▶ _TASK INSTRUCTIONS_: Examine each line of the data. Copy those that contain the string "TTSMI".

▶ _Element data from apps and pages_:
◆ ◆ ◆

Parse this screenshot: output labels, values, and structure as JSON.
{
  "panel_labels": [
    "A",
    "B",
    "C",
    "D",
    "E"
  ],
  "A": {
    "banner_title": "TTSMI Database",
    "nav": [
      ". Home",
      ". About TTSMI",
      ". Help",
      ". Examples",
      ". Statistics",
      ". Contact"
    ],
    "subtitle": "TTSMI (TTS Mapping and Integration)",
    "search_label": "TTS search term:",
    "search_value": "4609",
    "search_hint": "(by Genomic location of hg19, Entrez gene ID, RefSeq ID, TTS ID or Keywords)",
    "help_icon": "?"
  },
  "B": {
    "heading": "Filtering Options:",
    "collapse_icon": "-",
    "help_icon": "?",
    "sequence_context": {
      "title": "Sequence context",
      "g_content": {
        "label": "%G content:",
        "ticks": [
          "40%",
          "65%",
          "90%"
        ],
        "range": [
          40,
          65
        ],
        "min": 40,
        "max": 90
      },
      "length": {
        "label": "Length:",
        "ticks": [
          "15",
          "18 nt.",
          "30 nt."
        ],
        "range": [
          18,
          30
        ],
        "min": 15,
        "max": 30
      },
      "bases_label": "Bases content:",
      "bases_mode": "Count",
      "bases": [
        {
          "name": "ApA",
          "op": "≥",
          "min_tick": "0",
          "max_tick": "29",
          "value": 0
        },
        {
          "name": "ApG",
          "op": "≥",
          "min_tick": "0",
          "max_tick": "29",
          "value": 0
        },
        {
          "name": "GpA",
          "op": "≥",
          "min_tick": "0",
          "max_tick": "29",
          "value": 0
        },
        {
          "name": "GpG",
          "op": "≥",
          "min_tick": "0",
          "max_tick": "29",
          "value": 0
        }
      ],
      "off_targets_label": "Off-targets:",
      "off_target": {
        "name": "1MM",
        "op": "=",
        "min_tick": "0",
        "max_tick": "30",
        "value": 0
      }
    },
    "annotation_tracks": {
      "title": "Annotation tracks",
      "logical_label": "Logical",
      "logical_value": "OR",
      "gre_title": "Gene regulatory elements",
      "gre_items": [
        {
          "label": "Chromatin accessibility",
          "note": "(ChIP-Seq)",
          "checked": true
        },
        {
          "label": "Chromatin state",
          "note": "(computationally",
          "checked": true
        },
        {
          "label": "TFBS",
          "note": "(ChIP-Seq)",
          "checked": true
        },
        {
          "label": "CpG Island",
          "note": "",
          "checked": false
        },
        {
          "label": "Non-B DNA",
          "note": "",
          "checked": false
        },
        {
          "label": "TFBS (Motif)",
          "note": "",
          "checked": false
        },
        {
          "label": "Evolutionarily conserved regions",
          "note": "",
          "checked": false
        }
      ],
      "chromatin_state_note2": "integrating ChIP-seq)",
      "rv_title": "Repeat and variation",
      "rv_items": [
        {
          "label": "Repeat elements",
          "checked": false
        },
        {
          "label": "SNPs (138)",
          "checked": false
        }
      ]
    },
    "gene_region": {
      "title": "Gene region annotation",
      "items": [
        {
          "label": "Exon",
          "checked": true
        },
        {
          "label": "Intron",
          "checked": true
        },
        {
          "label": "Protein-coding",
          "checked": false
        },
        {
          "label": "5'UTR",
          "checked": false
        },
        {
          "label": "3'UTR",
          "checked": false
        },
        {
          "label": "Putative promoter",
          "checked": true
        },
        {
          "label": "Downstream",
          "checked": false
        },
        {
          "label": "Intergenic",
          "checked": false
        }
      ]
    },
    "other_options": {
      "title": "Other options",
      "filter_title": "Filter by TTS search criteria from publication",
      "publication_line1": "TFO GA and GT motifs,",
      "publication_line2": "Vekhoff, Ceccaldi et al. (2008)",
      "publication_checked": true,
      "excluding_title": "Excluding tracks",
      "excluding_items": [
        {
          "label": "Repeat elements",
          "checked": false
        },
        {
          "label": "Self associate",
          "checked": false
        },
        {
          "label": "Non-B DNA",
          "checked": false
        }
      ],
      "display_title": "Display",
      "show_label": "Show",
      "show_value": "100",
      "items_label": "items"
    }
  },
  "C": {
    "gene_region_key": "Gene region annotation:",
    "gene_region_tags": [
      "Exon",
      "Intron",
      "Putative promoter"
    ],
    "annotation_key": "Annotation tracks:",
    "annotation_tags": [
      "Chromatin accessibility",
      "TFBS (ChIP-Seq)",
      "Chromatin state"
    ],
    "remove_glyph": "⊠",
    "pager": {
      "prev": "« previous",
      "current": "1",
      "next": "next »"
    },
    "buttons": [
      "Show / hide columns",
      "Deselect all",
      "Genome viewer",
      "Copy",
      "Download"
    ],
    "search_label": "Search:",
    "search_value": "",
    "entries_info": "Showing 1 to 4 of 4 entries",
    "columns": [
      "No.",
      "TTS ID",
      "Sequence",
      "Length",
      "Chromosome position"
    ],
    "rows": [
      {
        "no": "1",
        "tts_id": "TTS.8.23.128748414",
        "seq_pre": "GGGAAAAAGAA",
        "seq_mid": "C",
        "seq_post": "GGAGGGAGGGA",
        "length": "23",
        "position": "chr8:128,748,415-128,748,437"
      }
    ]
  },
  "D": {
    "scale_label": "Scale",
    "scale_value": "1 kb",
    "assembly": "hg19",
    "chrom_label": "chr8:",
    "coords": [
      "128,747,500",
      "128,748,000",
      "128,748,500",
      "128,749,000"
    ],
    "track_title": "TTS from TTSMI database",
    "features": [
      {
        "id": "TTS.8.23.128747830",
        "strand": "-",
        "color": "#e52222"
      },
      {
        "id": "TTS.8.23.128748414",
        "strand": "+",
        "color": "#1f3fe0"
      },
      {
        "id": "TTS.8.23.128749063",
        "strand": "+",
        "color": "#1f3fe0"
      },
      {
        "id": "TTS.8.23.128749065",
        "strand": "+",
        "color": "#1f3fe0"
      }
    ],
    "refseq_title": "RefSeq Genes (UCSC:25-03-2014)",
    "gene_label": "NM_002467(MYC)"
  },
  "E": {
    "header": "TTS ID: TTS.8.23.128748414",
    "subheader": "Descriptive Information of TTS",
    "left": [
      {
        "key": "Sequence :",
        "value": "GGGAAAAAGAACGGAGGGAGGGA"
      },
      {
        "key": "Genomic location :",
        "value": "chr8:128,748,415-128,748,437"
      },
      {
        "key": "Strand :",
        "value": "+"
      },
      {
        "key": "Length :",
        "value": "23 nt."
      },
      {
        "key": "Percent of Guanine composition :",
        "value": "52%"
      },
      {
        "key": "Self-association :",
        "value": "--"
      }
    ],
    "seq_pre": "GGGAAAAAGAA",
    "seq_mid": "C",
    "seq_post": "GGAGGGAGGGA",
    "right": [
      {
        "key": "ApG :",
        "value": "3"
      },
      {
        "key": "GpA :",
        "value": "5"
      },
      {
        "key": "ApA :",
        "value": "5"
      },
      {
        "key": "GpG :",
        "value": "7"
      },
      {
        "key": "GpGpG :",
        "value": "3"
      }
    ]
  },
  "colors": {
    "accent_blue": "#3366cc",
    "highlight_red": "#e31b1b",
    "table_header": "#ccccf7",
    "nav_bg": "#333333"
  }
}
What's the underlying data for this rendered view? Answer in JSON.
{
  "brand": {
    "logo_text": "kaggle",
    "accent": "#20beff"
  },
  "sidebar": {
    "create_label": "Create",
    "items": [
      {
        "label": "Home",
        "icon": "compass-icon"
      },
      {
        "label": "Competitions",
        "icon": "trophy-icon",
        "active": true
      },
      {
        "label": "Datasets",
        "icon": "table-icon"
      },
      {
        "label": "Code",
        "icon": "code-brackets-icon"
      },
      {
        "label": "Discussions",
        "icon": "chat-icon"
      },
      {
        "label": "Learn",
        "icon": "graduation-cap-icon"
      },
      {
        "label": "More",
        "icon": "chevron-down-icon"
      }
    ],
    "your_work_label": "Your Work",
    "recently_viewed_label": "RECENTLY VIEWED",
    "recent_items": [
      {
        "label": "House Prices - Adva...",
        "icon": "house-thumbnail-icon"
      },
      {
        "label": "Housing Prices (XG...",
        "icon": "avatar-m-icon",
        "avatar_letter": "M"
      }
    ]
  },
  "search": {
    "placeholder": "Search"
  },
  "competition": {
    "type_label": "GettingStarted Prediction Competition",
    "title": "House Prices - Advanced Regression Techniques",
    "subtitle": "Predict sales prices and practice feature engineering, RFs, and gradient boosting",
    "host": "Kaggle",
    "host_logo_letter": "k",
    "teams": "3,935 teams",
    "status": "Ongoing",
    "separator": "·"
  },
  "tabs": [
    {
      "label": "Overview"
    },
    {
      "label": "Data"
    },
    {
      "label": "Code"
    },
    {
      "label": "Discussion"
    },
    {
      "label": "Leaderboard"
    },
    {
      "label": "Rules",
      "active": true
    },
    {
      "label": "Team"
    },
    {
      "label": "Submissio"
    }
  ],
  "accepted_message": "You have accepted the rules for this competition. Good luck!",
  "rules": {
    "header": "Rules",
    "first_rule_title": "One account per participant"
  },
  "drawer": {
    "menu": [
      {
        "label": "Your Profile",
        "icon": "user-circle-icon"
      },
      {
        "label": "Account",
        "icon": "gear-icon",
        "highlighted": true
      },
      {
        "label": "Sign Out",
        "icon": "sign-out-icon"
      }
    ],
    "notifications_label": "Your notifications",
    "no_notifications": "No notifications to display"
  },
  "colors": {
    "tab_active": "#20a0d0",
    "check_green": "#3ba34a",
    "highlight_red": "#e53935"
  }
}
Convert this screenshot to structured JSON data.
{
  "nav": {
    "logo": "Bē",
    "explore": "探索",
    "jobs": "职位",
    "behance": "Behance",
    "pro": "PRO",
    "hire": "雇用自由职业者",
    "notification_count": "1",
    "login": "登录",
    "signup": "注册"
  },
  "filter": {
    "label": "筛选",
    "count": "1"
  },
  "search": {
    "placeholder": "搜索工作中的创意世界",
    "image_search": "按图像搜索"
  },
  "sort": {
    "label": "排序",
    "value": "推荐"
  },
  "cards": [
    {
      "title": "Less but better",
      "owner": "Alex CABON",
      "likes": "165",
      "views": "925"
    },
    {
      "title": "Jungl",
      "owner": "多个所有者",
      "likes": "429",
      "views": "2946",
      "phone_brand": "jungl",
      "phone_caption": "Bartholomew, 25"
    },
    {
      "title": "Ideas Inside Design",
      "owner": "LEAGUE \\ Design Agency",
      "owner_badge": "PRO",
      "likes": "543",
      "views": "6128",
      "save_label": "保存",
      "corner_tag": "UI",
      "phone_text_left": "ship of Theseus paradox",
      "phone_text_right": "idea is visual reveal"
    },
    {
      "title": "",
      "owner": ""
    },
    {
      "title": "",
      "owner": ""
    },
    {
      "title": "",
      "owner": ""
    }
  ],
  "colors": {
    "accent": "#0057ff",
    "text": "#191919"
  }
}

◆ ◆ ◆

▶ _ANSWER BOX_:
    "banner_title": "TTSMI Database",
      ". About TTSMI",
    "subtitle": "TTSMI (TTS Mapping and Integration)",
    "track_title": "TTS from TTSMI database",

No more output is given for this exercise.